(Editor: www.thereportcard.org Yet another university course is being offered in what is wrong with white people, and western thought. The National Association of Scholars conducted a study of California colleges to determine whether hard left bias really dominated campuses within history and political science department . The survey results show that for every moderate professor there are 12 on the far left. On some campuses the ratio is as high as 25-1, and woe betide the student that disagrees with the leftist orthodoxy. Free thought and speech is being trampled. The Arizona State example is but one of many.
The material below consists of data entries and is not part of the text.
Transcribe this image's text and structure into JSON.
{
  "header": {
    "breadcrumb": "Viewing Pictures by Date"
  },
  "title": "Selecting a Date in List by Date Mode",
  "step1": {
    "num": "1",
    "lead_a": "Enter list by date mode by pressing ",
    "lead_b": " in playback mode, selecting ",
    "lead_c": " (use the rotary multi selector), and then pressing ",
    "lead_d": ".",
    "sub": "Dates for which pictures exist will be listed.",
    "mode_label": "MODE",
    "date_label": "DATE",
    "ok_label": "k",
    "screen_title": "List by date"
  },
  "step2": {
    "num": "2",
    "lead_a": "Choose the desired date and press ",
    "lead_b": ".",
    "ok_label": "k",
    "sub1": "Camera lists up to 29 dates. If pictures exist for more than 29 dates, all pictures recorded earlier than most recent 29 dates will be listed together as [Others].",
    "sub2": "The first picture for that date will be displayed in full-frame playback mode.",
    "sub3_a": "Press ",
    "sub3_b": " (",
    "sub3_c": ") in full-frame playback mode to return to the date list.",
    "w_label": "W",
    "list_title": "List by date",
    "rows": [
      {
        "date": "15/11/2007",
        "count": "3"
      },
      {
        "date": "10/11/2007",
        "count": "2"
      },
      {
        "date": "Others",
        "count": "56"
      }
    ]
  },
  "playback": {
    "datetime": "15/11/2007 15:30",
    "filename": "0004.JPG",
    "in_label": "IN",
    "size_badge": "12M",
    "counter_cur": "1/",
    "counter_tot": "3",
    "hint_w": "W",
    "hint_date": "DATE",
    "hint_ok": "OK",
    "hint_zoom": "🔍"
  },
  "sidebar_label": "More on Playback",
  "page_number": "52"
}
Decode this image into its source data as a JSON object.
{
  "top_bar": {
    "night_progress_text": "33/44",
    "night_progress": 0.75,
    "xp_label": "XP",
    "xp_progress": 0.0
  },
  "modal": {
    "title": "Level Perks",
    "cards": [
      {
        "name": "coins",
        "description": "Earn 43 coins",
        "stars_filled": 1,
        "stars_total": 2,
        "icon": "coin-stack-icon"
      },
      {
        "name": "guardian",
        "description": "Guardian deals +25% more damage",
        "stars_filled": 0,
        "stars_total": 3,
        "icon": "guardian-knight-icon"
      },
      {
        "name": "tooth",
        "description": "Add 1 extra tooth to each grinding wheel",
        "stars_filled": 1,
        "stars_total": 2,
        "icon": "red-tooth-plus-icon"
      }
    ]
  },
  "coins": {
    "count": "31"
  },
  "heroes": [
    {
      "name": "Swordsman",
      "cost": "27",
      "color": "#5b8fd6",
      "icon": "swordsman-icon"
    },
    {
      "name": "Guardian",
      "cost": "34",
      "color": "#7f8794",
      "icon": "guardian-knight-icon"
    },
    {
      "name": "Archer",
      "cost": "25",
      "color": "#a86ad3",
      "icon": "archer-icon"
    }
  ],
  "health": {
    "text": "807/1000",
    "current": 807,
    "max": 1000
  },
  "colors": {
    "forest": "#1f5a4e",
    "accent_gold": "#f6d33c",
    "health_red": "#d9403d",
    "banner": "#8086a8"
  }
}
The Report Card will publish a series of articles on the leftist anti-western bias at our colleges and concomitantly K-12 public schools).
By Lauren Clark “Campus Reform”
In a sign that America’s institutions of higher learning may be lost forever to the radical left, college students in Arizona can now take a class on “Hating Whitey.”
In line with the extreme academic discipline called critical race theory, which is prevalent on campuses across America, Arizona State University is now offering a course on “the problem of whiteness,” according to Campus Reform.
Critical race theory is a belief that relies heavily on the myth of institutional racism, the opinion that racism is inherent in America, brought on by white privilege and white supremacy.
And if that’s not bad enough, the class—ENGLISH 401: “Studies in American Literature/Culture: U.S. Race Theory & the Problem of Whiteness” — is being taught by a white man.
Leave it to a white academic elitist, beset with “white guilt” no doubt, to corrupt the minds of young Americans with a theory driven by identity politics that has little basis in reality.
Campus Reform correspondent Lauren Clark, a student at Arizona State, joined Elisabeth Hasselbeck this week on “Fox and Friends,” and talked about the books associated with the course.
“All of the books have a disturbing trend, and that’s pointing to all white people as the root cause of social injustices for this country,” Clark said.
Twenty people are enrolled in the class, which began Jan. 12.
“I think it shows the significant double standard of higher education institutions,” James Malone, a junior economics major, told Campus Reform. “They would never allow a class talking about the problem of ‘blackness.’ And if they did, there would be an uproar about it. But you can certainly harass people for their apparent whiteness.”